§ **Task requirements**: Your task is to reproduce the entries below word for word.

(Element data from apps and pages)
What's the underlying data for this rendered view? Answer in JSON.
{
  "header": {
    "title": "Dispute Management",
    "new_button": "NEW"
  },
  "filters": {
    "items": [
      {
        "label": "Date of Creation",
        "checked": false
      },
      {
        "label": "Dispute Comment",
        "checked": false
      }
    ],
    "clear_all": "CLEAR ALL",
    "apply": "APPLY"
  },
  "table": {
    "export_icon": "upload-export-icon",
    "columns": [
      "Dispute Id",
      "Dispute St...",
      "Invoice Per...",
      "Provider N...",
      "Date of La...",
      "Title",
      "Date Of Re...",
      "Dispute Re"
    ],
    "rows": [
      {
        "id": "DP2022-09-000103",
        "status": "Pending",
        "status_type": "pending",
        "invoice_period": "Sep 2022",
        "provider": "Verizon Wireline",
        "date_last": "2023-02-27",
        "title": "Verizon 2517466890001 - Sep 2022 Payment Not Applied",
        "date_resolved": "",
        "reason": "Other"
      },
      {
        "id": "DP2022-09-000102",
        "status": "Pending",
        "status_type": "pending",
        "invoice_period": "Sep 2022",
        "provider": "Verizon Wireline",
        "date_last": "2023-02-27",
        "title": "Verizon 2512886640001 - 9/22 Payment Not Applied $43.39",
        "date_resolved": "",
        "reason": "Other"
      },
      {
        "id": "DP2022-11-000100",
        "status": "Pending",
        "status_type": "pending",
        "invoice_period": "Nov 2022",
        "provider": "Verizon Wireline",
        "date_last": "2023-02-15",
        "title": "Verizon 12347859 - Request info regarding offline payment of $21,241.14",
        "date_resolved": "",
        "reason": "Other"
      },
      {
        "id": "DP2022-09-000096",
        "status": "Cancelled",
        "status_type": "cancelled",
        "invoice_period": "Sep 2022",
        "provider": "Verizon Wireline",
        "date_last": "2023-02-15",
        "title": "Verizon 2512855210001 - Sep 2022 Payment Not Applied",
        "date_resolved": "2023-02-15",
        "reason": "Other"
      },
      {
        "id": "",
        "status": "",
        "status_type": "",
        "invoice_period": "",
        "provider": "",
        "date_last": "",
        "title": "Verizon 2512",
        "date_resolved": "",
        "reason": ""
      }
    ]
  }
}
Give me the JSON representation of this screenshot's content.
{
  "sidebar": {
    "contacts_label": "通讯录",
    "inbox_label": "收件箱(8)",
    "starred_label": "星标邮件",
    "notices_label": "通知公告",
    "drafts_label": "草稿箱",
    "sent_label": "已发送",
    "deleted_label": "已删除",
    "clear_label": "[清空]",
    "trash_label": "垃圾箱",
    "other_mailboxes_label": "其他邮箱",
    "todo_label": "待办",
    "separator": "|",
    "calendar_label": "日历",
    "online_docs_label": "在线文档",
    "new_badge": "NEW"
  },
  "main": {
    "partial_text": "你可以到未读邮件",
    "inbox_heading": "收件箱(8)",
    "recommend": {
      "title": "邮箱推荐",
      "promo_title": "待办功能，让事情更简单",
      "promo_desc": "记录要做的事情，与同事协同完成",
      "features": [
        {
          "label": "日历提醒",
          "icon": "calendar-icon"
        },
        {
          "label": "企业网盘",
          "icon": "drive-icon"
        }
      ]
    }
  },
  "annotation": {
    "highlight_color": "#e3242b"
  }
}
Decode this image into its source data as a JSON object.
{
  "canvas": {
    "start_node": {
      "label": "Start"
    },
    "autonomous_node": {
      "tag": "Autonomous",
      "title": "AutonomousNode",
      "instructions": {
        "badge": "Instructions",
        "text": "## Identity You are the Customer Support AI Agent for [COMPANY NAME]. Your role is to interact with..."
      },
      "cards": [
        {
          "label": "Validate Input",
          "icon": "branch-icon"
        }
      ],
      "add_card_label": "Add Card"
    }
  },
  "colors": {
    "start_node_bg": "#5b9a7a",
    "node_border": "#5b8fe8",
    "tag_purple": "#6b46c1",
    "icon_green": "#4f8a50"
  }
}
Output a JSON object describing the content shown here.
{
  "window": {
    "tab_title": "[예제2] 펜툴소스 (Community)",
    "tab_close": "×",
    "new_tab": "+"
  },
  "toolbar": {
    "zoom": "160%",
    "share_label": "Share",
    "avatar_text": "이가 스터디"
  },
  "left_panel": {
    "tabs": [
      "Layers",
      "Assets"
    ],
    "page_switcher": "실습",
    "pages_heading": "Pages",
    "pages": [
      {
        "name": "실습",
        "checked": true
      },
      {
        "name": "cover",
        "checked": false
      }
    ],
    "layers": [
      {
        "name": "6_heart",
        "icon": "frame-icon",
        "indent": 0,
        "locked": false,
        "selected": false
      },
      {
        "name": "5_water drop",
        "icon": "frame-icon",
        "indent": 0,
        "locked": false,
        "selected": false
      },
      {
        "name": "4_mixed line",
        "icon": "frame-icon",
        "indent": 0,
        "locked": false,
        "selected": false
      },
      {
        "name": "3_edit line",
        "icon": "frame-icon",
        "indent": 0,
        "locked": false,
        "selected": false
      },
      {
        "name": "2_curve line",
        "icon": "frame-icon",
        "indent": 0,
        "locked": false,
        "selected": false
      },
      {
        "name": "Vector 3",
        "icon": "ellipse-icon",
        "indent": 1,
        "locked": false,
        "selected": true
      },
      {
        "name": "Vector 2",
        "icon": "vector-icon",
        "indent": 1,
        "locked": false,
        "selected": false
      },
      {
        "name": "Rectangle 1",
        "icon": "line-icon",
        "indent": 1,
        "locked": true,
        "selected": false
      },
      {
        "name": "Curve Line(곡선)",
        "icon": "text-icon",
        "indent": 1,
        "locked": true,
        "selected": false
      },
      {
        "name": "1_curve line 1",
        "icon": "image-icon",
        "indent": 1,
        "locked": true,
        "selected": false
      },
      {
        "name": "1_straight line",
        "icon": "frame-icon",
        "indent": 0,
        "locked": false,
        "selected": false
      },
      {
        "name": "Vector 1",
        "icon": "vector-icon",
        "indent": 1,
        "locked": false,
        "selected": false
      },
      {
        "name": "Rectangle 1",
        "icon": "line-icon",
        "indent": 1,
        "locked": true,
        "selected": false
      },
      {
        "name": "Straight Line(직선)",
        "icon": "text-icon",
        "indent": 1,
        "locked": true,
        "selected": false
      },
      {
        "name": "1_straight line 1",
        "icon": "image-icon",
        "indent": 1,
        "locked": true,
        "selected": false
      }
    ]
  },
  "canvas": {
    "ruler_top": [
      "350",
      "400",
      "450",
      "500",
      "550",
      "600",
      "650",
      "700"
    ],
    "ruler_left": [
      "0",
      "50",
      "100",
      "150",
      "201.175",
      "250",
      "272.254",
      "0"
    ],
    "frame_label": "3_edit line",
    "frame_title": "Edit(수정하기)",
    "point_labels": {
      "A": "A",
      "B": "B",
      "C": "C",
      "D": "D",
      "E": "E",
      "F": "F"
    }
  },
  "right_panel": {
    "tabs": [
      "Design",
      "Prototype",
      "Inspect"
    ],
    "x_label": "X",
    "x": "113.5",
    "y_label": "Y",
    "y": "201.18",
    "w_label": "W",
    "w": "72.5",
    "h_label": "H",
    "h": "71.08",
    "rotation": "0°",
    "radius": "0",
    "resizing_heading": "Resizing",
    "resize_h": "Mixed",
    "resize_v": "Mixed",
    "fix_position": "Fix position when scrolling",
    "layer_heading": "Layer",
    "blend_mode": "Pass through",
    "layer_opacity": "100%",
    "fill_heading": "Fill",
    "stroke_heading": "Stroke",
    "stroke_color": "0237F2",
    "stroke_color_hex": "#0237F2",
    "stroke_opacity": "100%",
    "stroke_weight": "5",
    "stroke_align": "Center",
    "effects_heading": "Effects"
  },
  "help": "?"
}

§ **Answer to this task**:
What's the underlying data for this rendered view? Answer in JSON.
{
  "header": {
    "title": "Dispute Management",
    "new_button": "NEW"
  },
  "filters": {
    "items": [
      {
        "label": "Date of Creation",
        "checked": false
      },
      {
        "label": "Dispute Comment",
        "checked": false
      }
    ],
    "clear_all": "CLEAR ALL",
    "apply": "APPLY"
  },
  "table": {
    "export_icon": "upload-export-icon",
    "columns": [
      "Dispute Id",
      "Dispute St...",
      "Invoice Per...",
      "Provider N...",
      "Date of La...",
      "Title",
      "Date Of Re...",
      "Dispute Re"
    ],
    "rows": [
      {
        "id": "DP2022-09-000103",
        "status": "Pending",
        "status_type": "pending",
        "invoice_period": "Sep 2022",
        "provider": "Verizon Wireline",
        "date_last": "2023-02-27",
        "title": "Verizon 2517466890001 - Sep 2022 Payment Not Applied",
        "date_resolved": "",
        "reason": "Other"
      },
      {
        "id": "DP2022-09-000102",
        "status": "Pending",
        "status_type": "pending",
        "invoice_period": "Sep 2022",
        "provider": "Verizon Wireline",
        "date_last": "2023-02-27",
        "title": "Verizon 2512886640001 - 9/22 Payment Not Applied $43.39",
        "date_resolved": "",
        "reason": "Other"
      },
      {
        "id": "DP2022-11-000100",
        "status": "Pending",
        "status_type": "pending",
        "invoice_period": "Nov 2022",
        "provider": "Verizon Wireline",
        "date_last": "2023-02-15",
        "title": "Verizon 12347859 - Request info regarding offline payment of $21,241.14",
        "date_resolved": "",
        "reason": "Other"
      },
      {
        "id": "DP2022-09-000096",
        "status": "Cancelled",
        "status_type": "cancelled",
        "invoice_period": "Sep 2022",
        "provider": "Verizon Wireline",
        "date_last": "2023-02-15",
        "title": "Verizon 2512855210001 - Sep 2022 Payment Not Applied",
        "date_resolved": "2023-02-15",
        "reason": "Other"
      },
      {
        "id": "",
        "status": "",
        "status_type": "",
        "invoice_period": "",
        "provider": "",
        "date_last": "",
        "title": "Verizon 2512",
        "date_resolved": "",
        "reason": ""
      }
    ]
  }
}
Give me the JSON representation of this screenshot's content.
{
  "sidebar": {
    "contacts_label": "通讯录",
    "inbox_label": "收件箱(8)",
    "starred_label": "星标邮件",
    "notices_label": "通知公告",
    "drafts_label": "草稿箱",
    "sent_label": "已发送",
    "deleted_label": "已删除",
    "clear_label": "[清空]",
    "trash_label": "垃圾箱",
    "other_mailboxes_label": "其他邮箱",
    "todo_label": "待办",
    "separator": "|",
    "calendar_label": "日历",
    "online_docs_label": "在线文档",
    "new_badge": "NEW"
  },
  "main": {
    "partial_text": "你可以到未读邮件",
    "inbox_heading": "收件箱(8)",
    "recommend": {
      "title": "邮箱推荐",
      "promo_title": "待办功能，让事情更简单",
      "promo_desc": "记录要做的事情，与同事协同完成",
      "features": [
        {
          "label": "日历提醒",
          "icon": "calendar-icon"
        },
        {
          "label": "企业网盘",
          "icon": "drive-icon"
        }
      ]
    }
  },
  "annotation": {
    "highlight_color": "#e3242b"
  }
}
Decode this image into its source data as a JSON object.
{
  "canvas": {
    "start_node": {
      "label": "Start"
    },
    "autonomous_node": {
      "tag": "Autonomous",
      "title": "AutonomousNode",
      "instructions": {
        "badge": "Instructions",
        "text": "## Identity You are the Customer Support AI Agent for [COMPANY NAME]. Your role is to interact with..."
      },
      "cards": [
        {
          "label": "Validate Input",
          "icon": "branch-icon"
        }
      ],
      "add_card_label": "Add Card"
    }
  },
  "colors": {
    "start_node_bg": "#5b9a7a",
    "node_border": "#5b8fe8",
    "tag_purple": "#6b46c1",
    "icon_green": "#4f8a50"
  }
}
Output a JSON object describing the content shown here.
{
  "window": {
    "tab_title": "[예제2] 펜툴소스 (Community)",
    "tab_close": "×",
    "new_tab": "+"
  },
  "toolbar": {
    "zoom": "160%",
    "share_label": "Share",
    "avatar_text": "이가 스터디"
  },
  "left_panel": {
    "tabs": [
      "Layers",
      "Assets"
    ],
    "page_switcher": "실습",
    "pages_heading": "Pages",
    "pages": [
      {
        "name": "실습",
        "checked": true
      },
      {
        "name": "cover",
        "checked": false
      }
    ],
    "layers": [
      {
        "name": "6_heart",
        "icon": "frame-icon",
        "indent": 0,
        "locked": false,
        "selected": false
      },
      {
        "name": "5_water drop",
        "icon": "frame-icon",
        "indent": 0,
        "locked": false,
        "selected": false
      },
      {
        "name": "4_mixed line",
        "icon": "frame-icon",
        "indent": 0,
        "locked": false,
        "selected": false
      },
      {
        "name": "3_edit line",
        "icon": "frame-icon",
        "indent": 0,
        "locked": false,
        "selected": false
      },
      {
        "name": "2_curve line",
        "icon": "frame-icon",
        "indent": 0,
        "locked": false,
        "selected": false
      },
      {
        "name": "Vector 3",
        "icon": "ellipse-icon",
        "indent": 1,
        "locked": false,
        "selected": true
      },
      {
        "name": "Vector 2",
        "icon": "vector-icon",
        "indent": 1,
        "locked": false,
        "selected": false
      },
      {
        "name": "Rectangle 1",
        "icon": "line-icon",
        "indent": 1,
        "locked": true,
        "selected": false
      },
      {
        "name": "Curve Line(곡선)",
        "icon": "text-icon",
        "indent": 1,
        "locked": true,
        "selected": false
      },
      {
        "name": "1_curve line 1",
        "icon": "image-icon",
        "indent": 1,
        "locked": true,
        "selected": false
      },
      {
        "name": "1_straight line",
        "icon": "frame-icon",
        "indent": 0,
        "locked": false,
        "selected": false
      },
      {
        "name": "Vector 1",
        "icon": "vector-icon",
        "indent": 1,
        "locked": false,
        "selected": false
      },
      {
        "name": "Rectangle 1",
        "icon": "line-icon",
        "indent": 1,
        "locked": true,
        "selected": false
      },
      {
        "name": "Straight Line(직선)",
        "icon": "text-icon",
        "indent": 1,
        "locked": true,
        "selected": false
      },
      {
        "name": "1_straight line 1",
        "icon": "image-icon",
        "indent": 1,
        "locked": true,
        "selected": false
      }
    ]
  },
  "canvas": {
    "ruler_top": [
      "350",
      "400",
      "450",
      "500",
      "550",
      "600",
      "650",
      "700"
    ],
    "ruler_left": [
      "0",
      "50",
      "100",
      "150",
      "201.175",
      "250",
      "272.254",
      "0"
    ],
    "frame_label": "3_edit line",
    "frame_title": "Edit(수정하기)",
    "point_labels": {
      "A": "A",
      "B": "B",
      "C": "C",
      "D": "D",
      "E": "E",
      "F": "F"
    }
  },
  "right_panel": {
    "tabs": [
      "Design",
      "Prototype",
      "Inspect"
    ],
    "x_label": "X",
    "x": "113.5",
    "y_label": "Y",
    "y": "201.18",
    "w_label": "W",
    "w": "72.5",
    "h_label": "H",
    "h": "71.08",
    "rotation": "0°",
    "radius": "0",
    "resizing_heading": "Resizing",
    "resize_h": "Mixed",
    "resize_v": "Mixed",
    "fix_position": "Fix position when scrolling",
    "layer_heading": "Layer",
    "blend_mode": "Pass through",
    "layer_opacity": "100%",
    "fill_heading": "Fill",
    "stroke_heading": "Stroke",
    "stroke_color": "0237F2",
    "stroke_color_hex": "#0237F2",
    "stroke_opacity": "100%",
    "stroke_weight": "5",
    "stroke_align": "Center",
    "effects_heading": "Effects"
  },
  "help": "?"
}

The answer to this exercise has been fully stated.